Moments are brief, they arrive unannounced, and if you don’t pay attention they’ll be gone before you even notice them.
So also with this one, which occurred on February 21, a Friday, just before 7 pm,. In a time span of more or less what it takes to shake your head and wonder what just happened, a family of four deer had arrived, hurried past, and disappeared into the dark again. The time stamps of these photos go from 18:54:05 to 18:54:44, an entire little eternity which lasted all of 39 seconds.
Add to that the time it took for me to notice and identify the faint, barely visible shadows at the edge of the forest, and get my camera out of the bag (which I carry with me most of the time for just such occasions), set a high ISO to compensate for the low light, and start shooting, and we’re talking about just under a minute.
All photos © Bjørnar Andre Haveland
Appearing by the power station, tentatively taking one step after another as they aim to cross the road at the hither side of the field, and continue to the forest on the other side. It was pretty dark, considerably darker than in the pictures, and shadows at that distance tend to lose themselves among other shadows.
At this point they hardly move, checking for signs of danger. Apparently a 6′4″ human with a Nikon for a nose, at 150 meters (164 yards) distant, does not make enough of a presence to disturb them.
First one is away! Presumably Papa Deer, making the first dash toward the halfway point at the side of the road. Second runner — I’m guessing Mama Deer — followed in the tracks of the first, mere seconds later, and the last two were hot on her heels, wasting no time.

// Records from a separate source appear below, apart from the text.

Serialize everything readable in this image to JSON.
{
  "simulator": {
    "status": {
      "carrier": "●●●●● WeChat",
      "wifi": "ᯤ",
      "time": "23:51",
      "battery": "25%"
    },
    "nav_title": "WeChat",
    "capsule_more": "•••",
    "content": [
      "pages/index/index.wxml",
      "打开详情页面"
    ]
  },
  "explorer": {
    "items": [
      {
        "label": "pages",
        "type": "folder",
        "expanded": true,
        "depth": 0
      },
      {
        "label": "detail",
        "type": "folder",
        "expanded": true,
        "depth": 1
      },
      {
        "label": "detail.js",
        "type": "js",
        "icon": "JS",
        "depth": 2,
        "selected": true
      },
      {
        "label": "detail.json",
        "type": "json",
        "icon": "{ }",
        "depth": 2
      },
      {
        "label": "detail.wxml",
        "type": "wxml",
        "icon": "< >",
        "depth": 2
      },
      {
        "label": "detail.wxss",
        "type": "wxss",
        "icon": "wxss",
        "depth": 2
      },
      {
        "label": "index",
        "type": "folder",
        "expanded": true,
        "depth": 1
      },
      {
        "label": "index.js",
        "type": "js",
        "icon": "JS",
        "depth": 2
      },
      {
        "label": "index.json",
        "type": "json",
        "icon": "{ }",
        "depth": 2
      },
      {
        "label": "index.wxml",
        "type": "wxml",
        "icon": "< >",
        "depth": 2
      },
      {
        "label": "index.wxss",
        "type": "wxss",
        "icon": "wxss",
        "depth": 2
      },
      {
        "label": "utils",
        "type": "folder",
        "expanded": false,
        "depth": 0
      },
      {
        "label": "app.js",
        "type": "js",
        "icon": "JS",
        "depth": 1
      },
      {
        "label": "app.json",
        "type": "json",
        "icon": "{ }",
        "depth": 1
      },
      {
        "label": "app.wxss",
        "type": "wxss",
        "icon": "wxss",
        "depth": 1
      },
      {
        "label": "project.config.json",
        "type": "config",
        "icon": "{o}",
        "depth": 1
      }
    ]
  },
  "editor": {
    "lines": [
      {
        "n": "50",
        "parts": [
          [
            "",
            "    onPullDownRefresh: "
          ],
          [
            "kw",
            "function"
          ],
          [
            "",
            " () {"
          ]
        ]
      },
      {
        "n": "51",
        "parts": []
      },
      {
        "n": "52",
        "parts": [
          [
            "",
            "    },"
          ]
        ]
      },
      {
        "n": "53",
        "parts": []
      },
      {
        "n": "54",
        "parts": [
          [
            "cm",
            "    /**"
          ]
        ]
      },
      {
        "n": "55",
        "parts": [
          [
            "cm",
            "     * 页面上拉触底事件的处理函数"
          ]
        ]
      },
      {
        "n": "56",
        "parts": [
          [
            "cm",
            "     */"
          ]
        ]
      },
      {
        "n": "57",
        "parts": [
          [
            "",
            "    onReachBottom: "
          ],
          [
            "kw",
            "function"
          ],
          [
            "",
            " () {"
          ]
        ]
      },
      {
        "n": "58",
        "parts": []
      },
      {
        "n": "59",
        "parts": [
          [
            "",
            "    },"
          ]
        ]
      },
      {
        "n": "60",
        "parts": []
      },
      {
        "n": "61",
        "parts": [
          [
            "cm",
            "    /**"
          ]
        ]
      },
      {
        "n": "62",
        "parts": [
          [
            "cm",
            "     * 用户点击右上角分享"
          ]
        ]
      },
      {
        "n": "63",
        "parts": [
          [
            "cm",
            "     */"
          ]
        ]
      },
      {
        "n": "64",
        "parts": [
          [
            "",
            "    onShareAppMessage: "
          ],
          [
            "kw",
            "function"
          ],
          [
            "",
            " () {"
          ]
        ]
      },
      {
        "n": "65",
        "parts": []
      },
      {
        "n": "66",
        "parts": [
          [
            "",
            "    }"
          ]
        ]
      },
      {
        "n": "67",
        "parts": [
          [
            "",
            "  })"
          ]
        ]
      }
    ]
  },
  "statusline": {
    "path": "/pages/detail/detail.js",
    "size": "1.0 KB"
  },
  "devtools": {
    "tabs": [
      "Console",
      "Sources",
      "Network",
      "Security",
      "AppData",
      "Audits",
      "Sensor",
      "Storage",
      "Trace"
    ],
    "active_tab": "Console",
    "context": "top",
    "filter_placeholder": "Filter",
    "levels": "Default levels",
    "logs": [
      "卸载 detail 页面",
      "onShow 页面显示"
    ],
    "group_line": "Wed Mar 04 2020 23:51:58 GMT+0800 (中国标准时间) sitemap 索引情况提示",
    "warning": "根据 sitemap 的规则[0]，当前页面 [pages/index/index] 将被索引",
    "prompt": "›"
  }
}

Claiming right of way, and taking it, not at all deterred by the approaching cars. Fortunately the driver of this Volkswagen spotted them from a safe distance and slowed down to a soft halt less than five metres from the animals, who in turn wasted no time getting across.
Five metres, and I was at a hundred and fifty. I did feel a small sting of envy at the driver’s far superior vantage point, with the deer practically under his nose. I certainly hope he appreciated his luck.

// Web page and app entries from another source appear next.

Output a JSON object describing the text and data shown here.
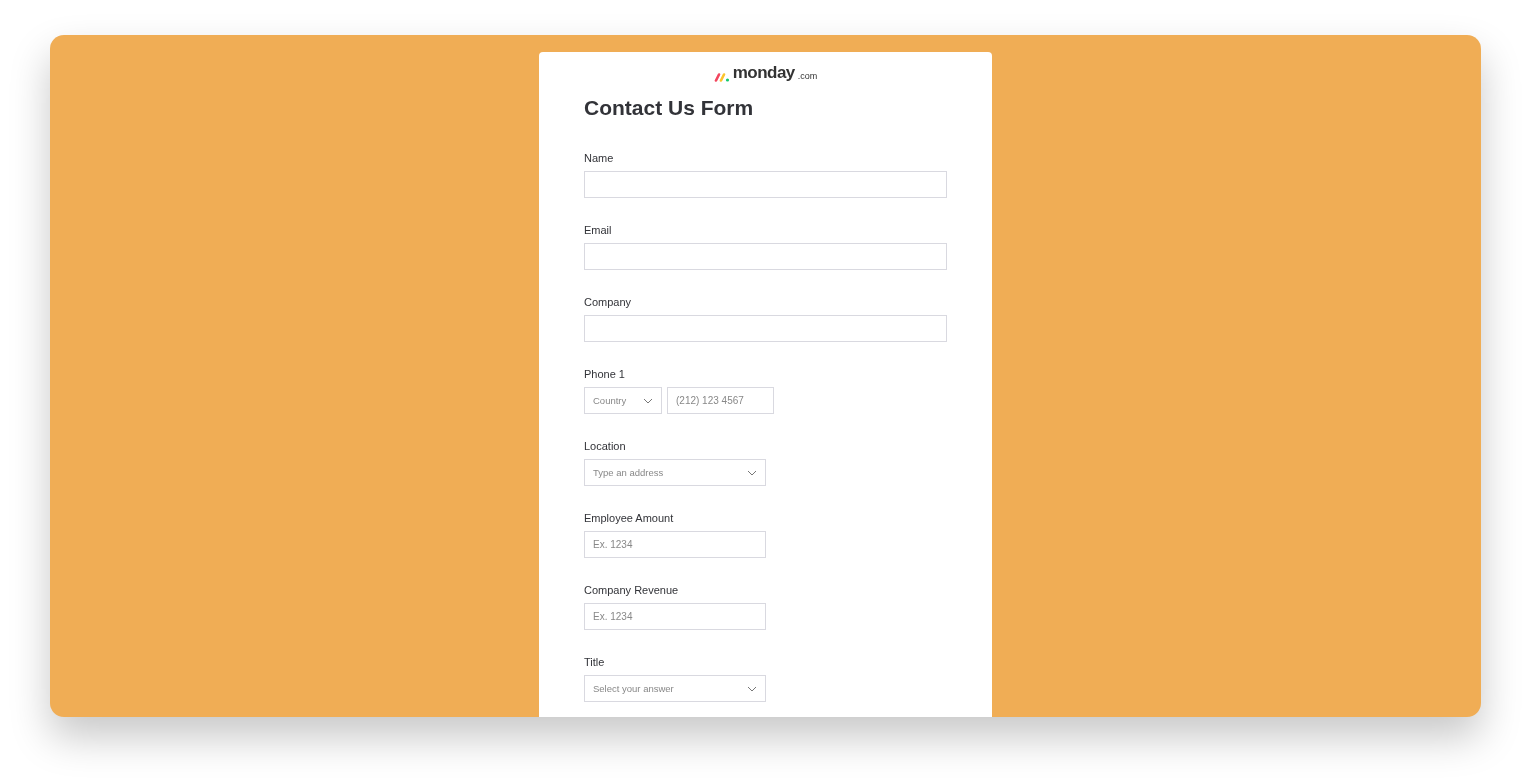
{
  "logo": {
    "name": "monday",
    "suffix": ".com"
  },
  "form": {
    "title": "Contact Us Form",
    "fields": [
      {
        "kind": "text",
        "label": "Name"
      },
      {
        "kind": "text",
        "label": "Email"
      },
      {
        "kind": "text",
        "label": "Company"
      },
      {
        "kind": "phone",
        "label": "Phone 1",
        "country_placeholder": "Country",
        "placeholder": "(212) 123 4567"
      },
      {
        "kind": "select",
        "label": "Location",
        "placeholder": "Type an address"
      },
      {
        "kind": "number",
        "label": "Employee Amount",
        "placeholder": "Ex. 1234"
      },
      {
        "kind": "number",
        "label": "Company Revenue",
        "placeholder": "Ex. 1234"
      },
      {
        "kind": "select",
        "label": "Title",
        "placeholder": "Select your answer"
      }
    ]
  }
}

Well over on the other side, it was like watching a flock of birds heading for the safety of the trees, and with neither fanfare nor ceremony, less than a minute after I first noticed them, they were gone.
Close-up of the hoof-prints where they crossed the road. This is just one of the things that I love about living in the countryside. You don’t get to see this happening in the city.
Camera: Nikon D7000, Lens: Nikkor DX 18–135mm 1:3.5–5.6G ED, ISO: 3600
Shutter: 1/200s, Aperture: 1:5.6, Focal length: 135mm (202mm equivalent)